Our study also demonstrated that the technological life-span of the devices was sufficient for the full three years of the study (equivalent to an entire clinical cycle of a medical student) with no instances of device obsolescence. It was beyond the scope of this study to examine whether a single device would be suitable for an entire degree (5–6 years), but the rate of advance of consumer electronic products suggests this is unlikely.

Although there were concerns by the project team that troubleshooting assistance may be labour intensive, the cohort using the devices required minimal outside support. There are suggestions that peer-peer technical support is prevalent amongst this population [21, 25] and this support network may explain the low reliance on a formal support network.


Given the setting, the research question and the naturalistic methodological approach the main limitation was the lack of control group. The anonymous nature of the questionnaire made it impossible to identify and follow up the 58 survey non-responders. The short intervention period of six weeks may not have allowed students to capitalise on the device’s potential. The generalisability is also limited by performing the study at a single site, on a single clinical rotation using one brand of device. Finally, there is a danger of recall bias as students were asked to self-report their usage, rather than usage telemetry being directly recorded from the devices and our study may have shown selection bias of tech-savvy students.

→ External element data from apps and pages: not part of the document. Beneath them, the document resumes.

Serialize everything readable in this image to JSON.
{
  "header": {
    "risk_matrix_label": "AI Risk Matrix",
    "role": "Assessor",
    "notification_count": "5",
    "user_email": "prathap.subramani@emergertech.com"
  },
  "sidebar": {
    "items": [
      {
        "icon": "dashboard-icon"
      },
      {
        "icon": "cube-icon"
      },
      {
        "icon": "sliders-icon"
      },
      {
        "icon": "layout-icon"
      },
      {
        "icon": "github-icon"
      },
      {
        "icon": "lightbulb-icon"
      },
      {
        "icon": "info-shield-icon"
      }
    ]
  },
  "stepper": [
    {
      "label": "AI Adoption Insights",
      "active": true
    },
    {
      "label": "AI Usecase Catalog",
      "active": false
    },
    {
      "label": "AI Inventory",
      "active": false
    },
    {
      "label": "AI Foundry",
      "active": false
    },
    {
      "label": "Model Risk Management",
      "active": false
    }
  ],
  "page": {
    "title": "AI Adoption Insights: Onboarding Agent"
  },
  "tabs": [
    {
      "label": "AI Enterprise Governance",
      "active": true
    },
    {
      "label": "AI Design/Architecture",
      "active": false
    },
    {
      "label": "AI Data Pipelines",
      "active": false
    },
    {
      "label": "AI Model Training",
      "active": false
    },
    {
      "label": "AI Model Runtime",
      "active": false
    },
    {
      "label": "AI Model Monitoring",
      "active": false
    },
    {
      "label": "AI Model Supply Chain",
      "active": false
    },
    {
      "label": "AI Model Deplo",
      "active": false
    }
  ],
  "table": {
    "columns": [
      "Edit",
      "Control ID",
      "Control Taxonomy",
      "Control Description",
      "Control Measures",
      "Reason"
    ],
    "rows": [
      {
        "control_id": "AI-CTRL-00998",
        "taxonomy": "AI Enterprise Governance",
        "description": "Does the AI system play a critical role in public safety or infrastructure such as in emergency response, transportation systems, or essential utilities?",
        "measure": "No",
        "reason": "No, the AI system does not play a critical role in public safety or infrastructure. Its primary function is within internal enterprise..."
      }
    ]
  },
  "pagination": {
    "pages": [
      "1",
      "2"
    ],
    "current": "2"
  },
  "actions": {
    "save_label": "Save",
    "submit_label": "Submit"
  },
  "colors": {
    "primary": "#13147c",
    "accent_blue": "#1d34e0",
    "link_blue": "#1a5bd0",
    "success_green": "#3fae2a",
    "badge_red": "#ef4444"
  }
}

Medical students embrace mLearning devices in the clinical setting and whilst it remains unclear if the total length of time spent on study increases, the devices had a positive effect on the perceived efficiency of students’ work. Importantly, contrary to much of the literature, students disagreed that patients or clinicians reacted negatively to device use in the clinical setting (Table 3). However, as is commonly reported elsewhere, WiFi availability, particularly in clinical areas, proved essential but limited, which needs to be addressed by medical schools in conjunction with placement providers. It remains unclear from this study if students prefer to be given a pre-loaded device for their clinical training or to have their own device supported by access to educational resources. However, it was shown the devices provided were robust enough to support the typical 3-years of placement based education.

Given societal changes in the use of smart devices, the authors agree with others’ suggestion that mLearning will become a ubiquitous component of the undergraduate medical students learning [15]. Medical schools should make purposeful plans to incorporate mLearning, while being mindful of how students use the devices and the fundamental need for universal access to the internet to ensure useful learning can take place.